-------- Listed entries

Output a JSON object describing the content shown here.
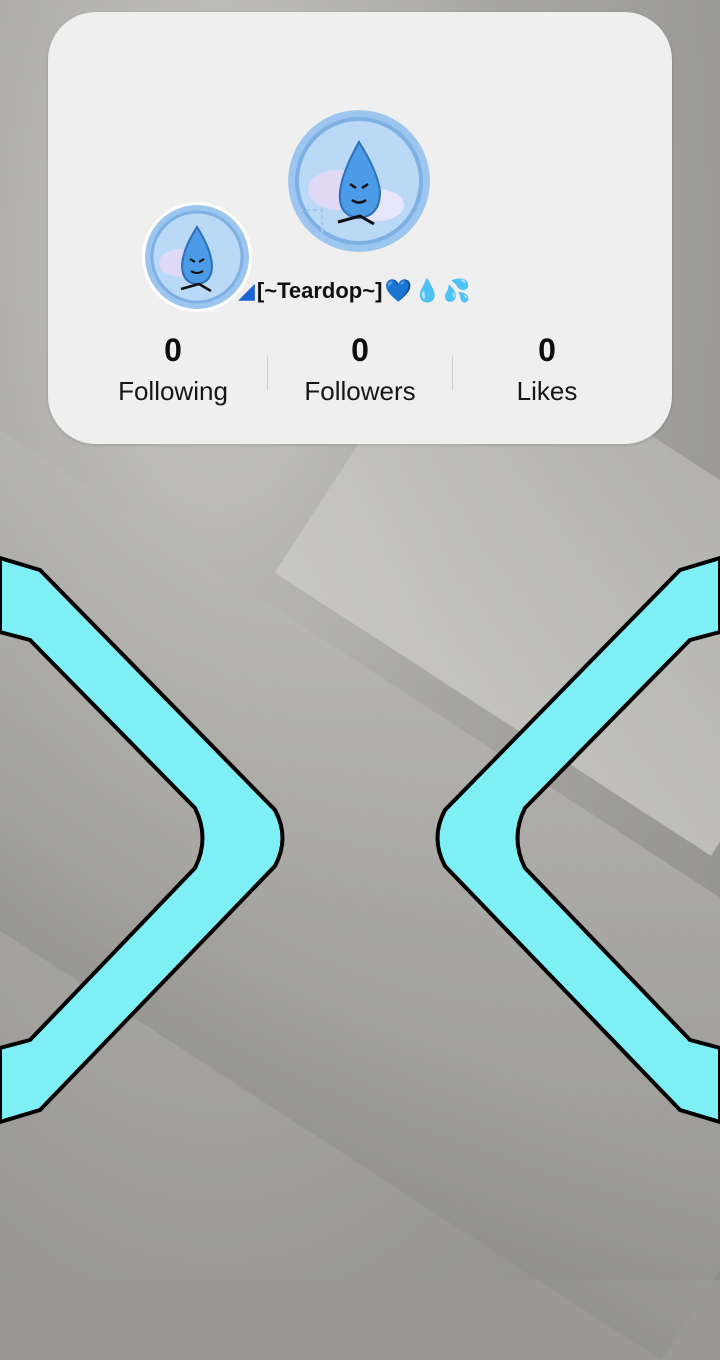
{
  "profile": {
    "username": "[~Teardop~]",
    "username_emojis": [
      "💙",
      "💧",
      "💦"
    ],
    "avatar_icon": "teardrop-character-icon"
  },
  "stats": [
    {
      "value": "0",
      "label": "Following"
    },
    {
      "value": "0",
      "label": "Followers"
    },
    {
      "value": "0",
      "label": "Likes"
    }
  ],
  "colors": {
    "card_bg": "#efefef",
    "frame_cyan": "#7ef0f5",
    "avatar_blue": "#6aa8e8"
  }
}
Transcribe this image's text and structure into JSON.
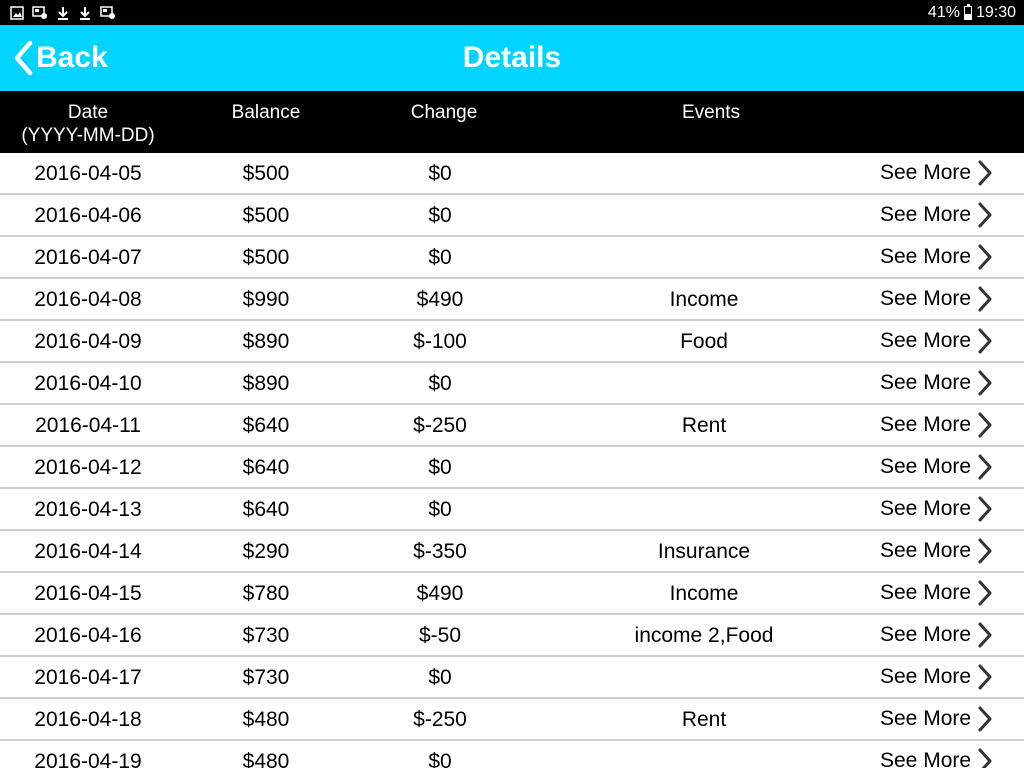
{
  "status_bar": {
    "battery": "41%",
    "time": "19:30",
    "notification_icons": [
      "image-icon",
      "screenshot-icon",
      "download-icon",
      "download-icon",
      "screenshot-icon"
    ]
  },
  "header": {
    "back_label": "Back",
    "title": "Details",
    "background_color": "#00d4ff"
  },
  "table": {
    "columns": {
      "date": "Date",
      "date_format": "(YYYY-MM-DD)",
      "balance": "Balance",
      "change": "Change",
      "events": "Events"
    },
    "see_more_label": "See More",
    "rows": [
      {
        "date": "2016-04-05",
        "balance": "$500",
        "change": "$0",
        "events": ""
      },
      {
        "date": "2016-04-06",
        "balance": "$500",
        "change": "$0",
        "events": ""
      },
      {
        "date": "2016-04-07",
        "balance": "$500",
        "change": "$0",
        "events": ""
      },
      {
        "date": "2016-04-08",
        "balance": "$990",
        "change": "$490",
        "events": "Income"
      },
      {
        "date": "2016-04-09",
        "balance": "$890",
        "change": "$-100",
        "events": "Food"
      },
      {
        "date": "2016-04-10",
        "balance": "$890",
        "change": "$0",
        "events": ""
      },
      {
        "date": "2016-04-11",
        "balance": "$640",
        "change": "$-250",
        "events": "Rent"
      },
      {
        "date": "2016-04-12",
        "balance": "$640",
        "change": "$0",
        "events": ""
      },
      {
        "date": "2016-04-13",
        "balance": "$640",
        "change": "$0",
        "events": ""
      },
      {
        "date": "2016-04-14",
        "balance": "$290",
        "change": "$-350",
        "events": "Insurance"
      },
      {
        "date": "2016-04-15",
        "balance": "$780",
        "change": "$490",
        "events": "Income"
      },
      {
        "date": "2016-04-16",
        "balance": "$730",
        "change": "$-50",
        "events": "income 2,Food"
      },
      {
        "date": "2016-04-17",
        "balance": "$730",
        "change": "$0",
        "events": ""
      },
      {
        "date": "2016-04-18",
        "balance": "$480",
        "change": "$-250",
        "events": "Rent"
      },
      {
        "date": "2016-04-19",
        "balance": "$480",
        "change": "$0",
        "events": ""
      }
    ]
  }
}
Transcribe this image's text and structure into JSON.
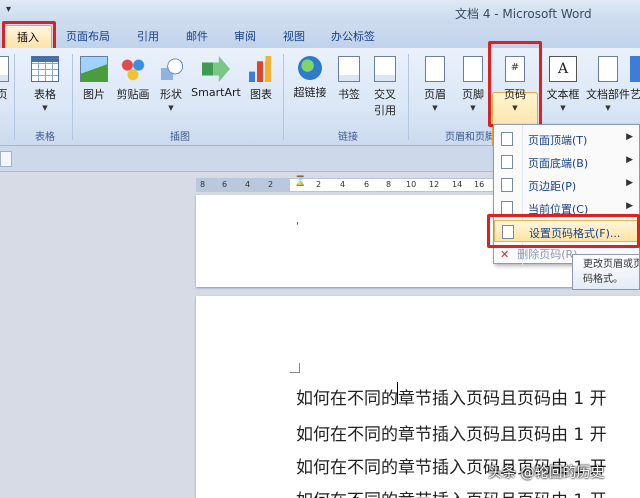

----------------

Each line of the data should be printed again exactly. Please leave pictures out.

Output a JSON object describing the content shown here.
{
  "profile": {
    "username": "[~Teardop~]",
    "username_emojis": [
      "💙",
      "💧",
      "💦"
    ],
    "avatar_icon": "teardrop-character-icon"
  },
  "stats": [
    {
      "value": "0",
      "label": "Following"
    },
    {
      "value": "0",
      "label": "Followers"
    },
    {
      "value": "0",
      "label": "Likes"
    }
  ],
  "colors": {
    "card_bg": "#efefef",
    "frame_cyan": "#7ef0f5",
    "avatar_blue": "#6aa8e8"
  }
}
Transcribe this image's text and structure into JSON.
{
  "status_bar": {
    "battery": "41%",
    "time": "19:30",
    "notification_icons": [
      "image-icon",
      "screenshot-icon",
      "download-icon",
      "download-icon",
      "screenshot-icon"
    ]
  },
  "header": {
    "back_label": "Back",
    "title": "Details",
    "background_color": "#00d4ff"
  },
  "table": {
    "columns": {
      "date": "Date",
      "date_format": "(YYYY-MM-DD)",
      "balance": "Balance",
      "change": "Change",
      "events": "Events"
    },
    "see_more_label": "See More",
    "rows": [
      {
        "date": "2016-04-05",
        "balance": "$500",
        "change": "$0",
        "events": ""
      },
      {
        "date": "2016-04-06",
        "balance": "$500",
        "change": "$0",
        "events": ""
      },
      {
        "date": "2016-04-07",
        "balance": "$500",
        "change": "$0",
        "events": ""
      },
      {
        "date": "2016-04-08",
        "balance": "$990",
        "change": "$490",
        "events": "Income"
      },
      {
        "date": "2016-04-09",
        "balance": "$890",
        "change": "$-100",
        "events": "Food"
      },
      {
        "date": "2016-04-10",
        "balance": "$890",
        "change": "$0",
        "events": ""
      },
      {
        "date": "2016-04-11",
        "balance": "$640",
        "change": "$-250",
        "events": "Rent"
      },
      {
        "date": "2016-04-12",
        "balance": "$640",
        "change": "$0",
        "events": ""
      },
      {
        "date": "2016-04-13",
        "balance": "$640",
        "change": "$0",
        "events": ""
      },
      {
        "date": "2016-04-14",
        "balance": "$290",
        "change": "$-350",
        "events": "Insurance"
      },
      {
        "date": "2016-04-15",
        "balance": "$780",
        "change": "$490",
        "events": "Income"
      },
      {
        "date": "2016-04-16",
        "balance": "$730",
        "change": "$-50",
        "events": "income 2,Food"
      },
      {
        "date": "2016-04-17",
        "balance": "$730",
        "change": "$0",
        "events": ""
      },
      {
        "date": "2016-04-18",
        "balance": "$480",
        "change": "$-250",
        "events": "Rent"
      },
      {
        "date": "2016-04-19",
        "balance": "$480",
        "change": "$0",
        "events": ""
      }
    ]
  }
}
Transcribe this image's text and structure into JSON.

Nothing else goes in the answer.